Omit all pictures, then retype the data exactly as given.

* * * *

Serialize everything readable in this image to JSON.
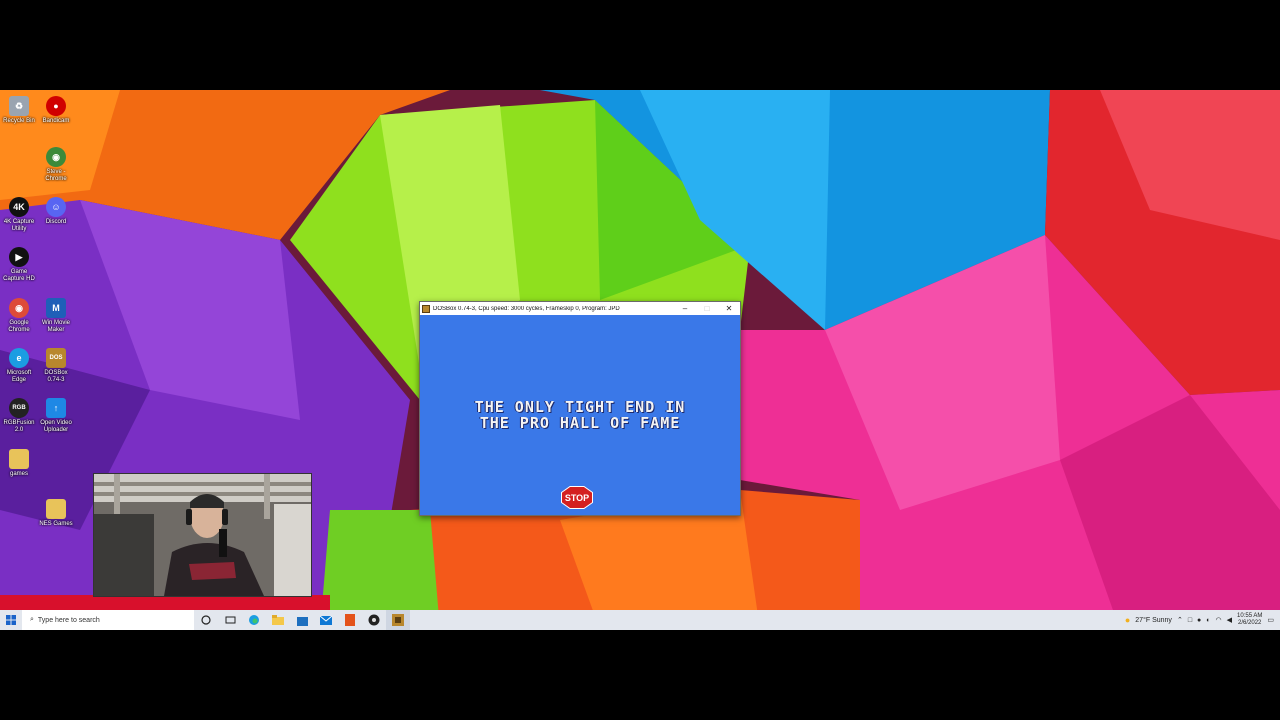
{
  "desktop": {
    "icons": [
      {
        "label": "Recycle Bin",
        "icon": "recycle-bin-icon",
        "color": "#9aa4b0",
        "glyph": "♻"
      },
      {
        "label": "Bandicam",
        "icon": "bandicam-icon",
        "color": "#d00000",
        "glyph": "●"
      },
      {
        "label": "Steve - Chrome",
        "icon": "chrome-icon",
        "color": "#3c8a3a",
        "glyph": "◉"
      },
      {
        "label": "4K Capture Utility",
        "icon": "capture-utility-icon",
        "color": "#111111",
        "glyph": "4K"
      },
      {
        "label": "Discord",
        "icon": "discord-icon",
        "color": "#5865f2",
        "glyph": "☺"
      },
      {
        "label": "Game Capture HD",
        "icon": "game-capture-icon",
        "color": "#111111",
        "glyph": "▶"
      },
      {
        "label": "Google Chrome",
        "icon": "chrome-icon",
        "color": "#dd4b39",
        "glyph": "◉"
      },
      {
        "label": "Win Movie Maker",
        "icon": "movie-maker-icon",
        "color": "#1f5fb8",
        "glyph": "M"
      },
      {
        "label": "Microsoft Edge",
        "icon": "edge-icon",
        "color": "#1b9de2",
        "glyph": "e"
      },
      {
        "label": "DOSBox 0.74-3",
        "icon": "dosbox-icon",
        "color": "#b8872d",
        "glyph": "DOS"
      },
      {
        "label": "RGBFusion 2.0",
        "icon": "rgbfusion-icon",
        "color": "#222222",
        "glyph": "RGB"
      },
      {
        "label": "Open Video Uploader",
        "icon": "video-uploader-icon",
        "color": "#1e88e5",
        "glyph": "↑"
      },
      {
        "label": "games",
        "icon": "folder-icon",
        "color": "#e8c35a",
        "glyph": ""
      },
      {
        "label": "NES Games",
        "icon": "folder-icon",
        "color": "#e8c35a",
        "glyph": ""
      }
    ]
  },
  "dosbox": {
    "title": "DOSBox 0.74-3, Cpu speed:    3000 cycles, Frameskip  0, Program:    JPD",
    "minimize": "–",
    "maximize": "□",
    "close": "✕",
    "game": {
      "line1": "THE ONLY TIGHT END IN",
      "line2": "THE PRO HALL OF FAME",
      "stop_label": "STOP"
    }
  },
  "taskbar": {
    "search_placeholder": "Type here to search",
    "weather": "27°F  Sunny",
    "time": "10:55 AM",
    "date": "2/6/2022"
  },
  "colors": {
    "game_bg": "#3a78e8",
    "taskbar_bg": "#e3e7ee"
  }
}
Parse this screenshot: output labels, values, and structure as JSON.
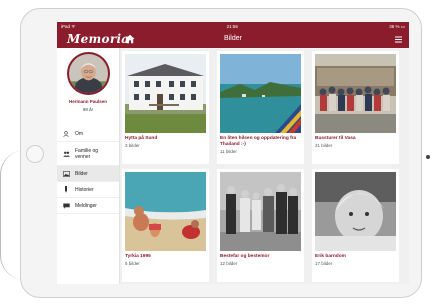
{
  "device": {
    "status_left": "iPad ᯤ",
    "status_time": "21:56",
    "status_right": "36 % ▭"
  },
  "app": {
    "logo": "Memoria",
    "title": "Bilder"
  },
  "profile": {
    "name": "Hermann Paulsen",
    "age": "98 år"
  },
  "menu": [
    {
      "label": "Om",
      "icon": "person-icon"
    },
    {
      "label": "Familie og venner",
      "icon": "people-icon"
    },
    {
      "label": "Bilder",
      "icon": "photo-icon"
    },
    {
      "label": "Historier",
      "icon": "pen-icon"
    },
    {
      "label": "Meldinger",
      "icon": "message-icon"
    }
  ],
  "albums": [
    {
      "title": "Hytta på Sund",
      "count": "3 bilder"
    },
    {
      "title": "En liten hilsen og oppdatering fra Thailand :-)",
      "count": "11 bilder"
    },
    {
      "title": "Bussturer til Vasa",
      "count": "21 bilder"
    },
    {
      "title": "Tyrkia 1995",
      "count": "5 bilder"
    },
    {
      "title": "Bestefar og bestemor",
      "count": "12 bilder"
    },
    {
      "title": "Erik barndom",
      "count": "17 bilder"
    }
  ],
  "colors": {
    "brand": "#8b1c2c",
    "background": "#f0f0f0"
  }
}
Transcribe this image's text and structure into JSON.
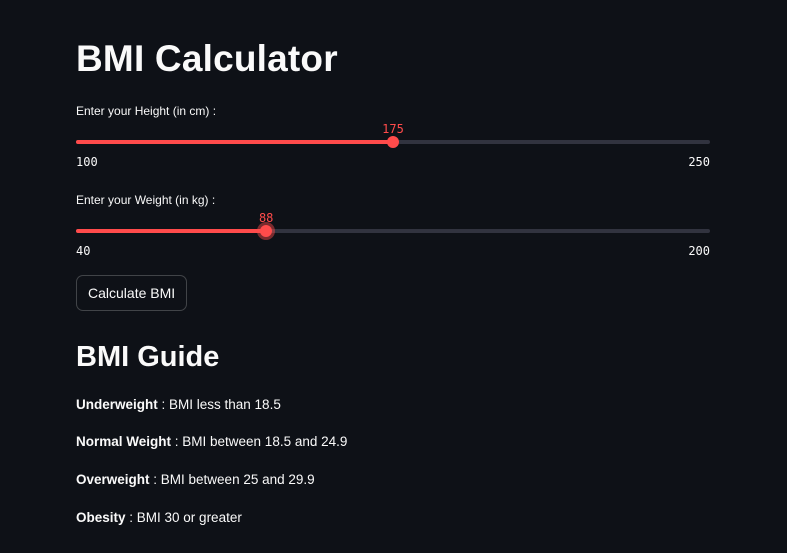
{
  "title": "BMI Calculator",
  "accent_color": "#ff4b4b",
  "height_slider": {
    "label": "Enter your Height (in cm) :",
    "value": 175,
    "min": 100,
    "max": 250
  },
  "weight_slider": {
    "label": "Enter your Weight (in kg) :",
    "value": 88,
    "min": 40,
    "max": 200
  },
  "calculate_button": {
    "label": "Calculate BMI"
  },
  "guide": {
    "title": "BMI Guide",
    "items": [
      {
        "category": "Underweight",
        "description": " : BMI less than 18.5"
      },
      {
        "category": "Normal Weight",
        "description": " : BMI between 18.5 and 24.9"
      },
      {
        "category": "Overweight",
        "description": " : BMI between 25 and 29.9"
      },
      {
        "category": "Obesity",
        "description": " : BMI 30 or greater"
      }
    ]
  }
}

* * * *

=== Written solution ===
Serialize everything readable in this image to JSON.
{
  "desktop": {
    "icons": [
      {
        "label": "Recycle Bin",
        "icon": "recycle-bin-icon",
        "color": "#9aa4b0",
        "glyph": "♻"
      },
      {
        "label": "Bandicam",
        "icon": "bandicam-icon",
        "color": "#d00000",
        "glyph": "●"
      },
      {
        "label": "Steve - Chrome",
        "icon": "chrome-icon",
        "color": "#3c8a3a",
        "glyph": "◉"
      },
      {
        "label": "4K Capture Utility",
        "icon": "capture-utility-icon",
        "color": "#111111",
        "glyph": "4K"
      },
      {
        "label": "Discord",
        "icon": "discord-icon",
        "color": "#5865f2",
        "glyph": "☺"
      },
      {
        "label": "Game Capture HD",
        "icon": "game-capture-icon",
        "color": "#111111",
        "glyph": "▶"
      },
      {
        "label": "Google Chrome",
        "icon": "chrome-icon",
        "color": "#dd4b39",
        "glyph": "◉"
      },
      {
        "label": "Win Movie Maker",
        "icon": "movie-maker-icon",
        "color": "#1f5fb8",
        "glyph": "M"
      },
      {
        "label": "Microsoft Edge",
        "icon": "edge-icon",
        "color": "#1b9de2",
        "glyph": "e"
      },
      {
        "label": "DOSBox 0.74-3",
        "icon": "dosbox-icon",
        "color": "#b8872d",
        "glyph": "DOS"
      },
      {
        "label": "RGBFusion 2.0",
        "icon": "rgbfusion-icon",
        "color": "#222222",
        "glyph": "RGB"
      },
      {
        "label": "Open Video Uploader",
        "icon": "video-uploader-icon",
        "color": "#1e88e5",
        "glyph": "↑"
      },
      {
        "label": "games",
        "icon": "folder-icon",
        "color": "#e8c35a",
        "glyph": ""
      },
      {
        "label": "NES Games",
        "icon": "folder-icon",
        "color": "#e8c35a",
        "glyph": ""
      }
    ]
  },
  "dosbox": {
    "title": "DOSBox 0.74-3, Cpu speed:    3000 cycles, Frameskip  0, Program:    JPD",
    "minimize": "–",
    "maximize": "□",
    "close": "✕",
    "game": {
      "line1": "THE ONLY TIGHT END IN",
      "line2": "THE PRO HALL OF FAME",
      "stop_label": "STOP"
    }
  },
  "taskbar": {
    "search_placeholder": "Type here to search",
    "weather": "27°F  Sunny",
    "time": "10:55 AM",
    "date": "2/6/2022"
  },
  "colors": {
    "game_bg": "#3a78e8",
    "taskbar_bg": "#e3e7ee"
  }
}
Parse this screenshot: output labels, values, and structure as JSON.
{
  "device": {
    "status_left": "iPad ᯤ",
    "status_time": "21:56",
    "status_right": "36 % ▭"
  },
  "app": {
    "logo": "Memoria",
    "title": "Bilder"
  },
  "profile": {
    "name": "Hermann Paulsen",
    "age": "98 år"
  },
  "menu": [
    {
      "label": "Om",
      "icon": "person-icon"
    },
    {
      "label": "Familie og venner",
      "icon": "people-icon"
    },
    {
      "label": "Bilder",
      "icon": "photo-icon"
    },
    {
      "label": "Historier",
      "icon": "pen-icon"
    },
    {
      "label": "Meldinger",
      "icon": "message-icon"
    }
  ],
  "albums": [
    {
      "title": "Hytta på Sund",
      "count": "3 bilder"
    },
    {
      "title": "En liten hilsen og oppdatering fra Thailand :-)",
      "count": "11 bilder"
    },
    {
      "title": "Bussturer til Vasa",
      "count": "21 bilder"
    },
    {
      "title": "Tyrkia 1995",
      "count": "5 bilder"
    },
    {
      "title": "Bestefar og bestemor",
      "count": "12 bilder"
    },
    {
      "title": "Erik barndom",
      "count": "17 bilder"
    }
  ],
  "colors": {
    "brand": "#8b1c2c",
    "background": "#f0f0f0"
  }
}
Transcribe this image's text and structure into JSON.
{
  "title": "BMI Calculator",
  "accent_color": "#ff4b4b",
  "height_slider": {
    "label": "Enter your Height (in cm) :",
    "value": 175,
    "min": 100,
    "max": 250
  },
  "weight_slider": {
    "label": "Enter your Weight (in kg) :",
    "value": 88,
    "min": 40,
    "max": 200
  },
  "calculate_button": {
    "label": "Calculate BMI"
  },
  "guide": {
    "title": "BMI Guide",
    "items": [
      {
        "category": "Underweight",
        "description": " : BMI less than 18.5"
      },
      {
        "category": "Normal Weight",
        "description": " : BMI between 18.5 and 24.9"
      },
      {
        "category": "Overweight",
        "description": " : BMI between 25 and 29.9"
      },
      {
        "category": "Obesity",
        "description": " : BMI 30 or greater"
      }
    ]
  }
}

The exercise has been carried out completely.